Unfortunately, there doesn’t seem to be a clear end in sight to the pandemic. Businesses across the country are forced to invest in new collaboration technology to keep things running, and we need to prepare to get the most out of this technology for the long haul. We are going to be operating fully or partially remote for possibly the rest of the year, and the road to making the best of it starts today.
Our company, PADT, a globally recognized provider of numerical simulation, product development and 3D printing products and services, has had to juggle a remote workforce spread across the Southwest and even a few employees in the South and on the East Coast. We’re also managing a group of manufacturing engineers that need to be onsite. Needless to say, we’ve invested a great deal in secure virtual workspaces to interact both internally and externally with our customers.
The first and most important technology tool I would recommend for every business is the Office 360 suite. This provides access to the full suite of online Microsoft tools, including Outlook, Word, PowerPoint and Excel, and it also allows businesses to collaborate through Microsoft Teams (Microsoft’s collaboration suite). The platform gives users access to video conferencing, file sharing, messaging and a planning tool. There is also a whiteboard feature that we use to share ideas visually like we’re all sitting together in a room.
Office 360 is one of the essential tools for our business because it provides us with a powerful and consistent tool for internal collaboration.

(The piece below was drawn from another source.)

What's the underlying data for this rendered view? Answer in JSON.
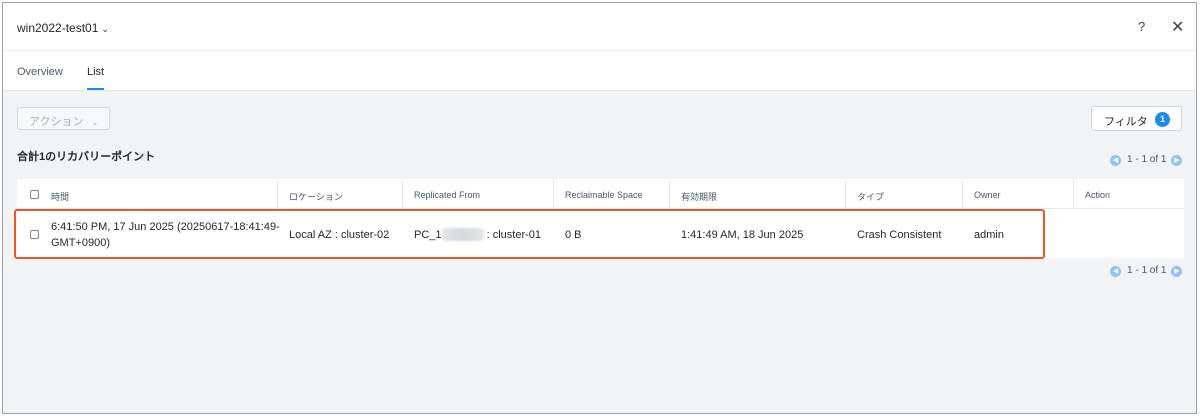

While typical communication has been so thoroughly ripped apart by the pandemic, the Office 360 suite allows us to stay connected both internally and externally in more meaningful ways than just email and phone.
Another critical tool for any business is a customer relationship manager (CRM). Prior to the outbreak, we could yell down the hall to our salespeople to get an update on a customer relationship. Today, our entire team is remote, so we stay updated over email, chat or phone. Concentrating on having sales and marketing staff actively engage with your CRM is going to be critical to managing customer relationships. It’s probably the single biggest tool to help weather the current economic storm, as well as preparing for the eventual road to recovery and a seamless transition back into normal life and keeping everyone on the same page.
My final thought on stabilizing business today and putting yourself in a position to recover quickly is finding virtual environments to replace networking and tradeshows. As the board chair for the Arizona Technology Council, I’ve been working hard to develop virtual networking environments to keep our state’s business and technology community engaged. In order to succeed in the virtual workspace, you need to find new ways to find and engage with potential leads. Whether it’s starting a webinar series, hosting your own networking event or taking advantage of previously underutilized social media or marketing channels, you need to find new ways to stay engaged with your community.
Co-Founder and Principal
Phoenix Analysis & Design Technologies (PADT)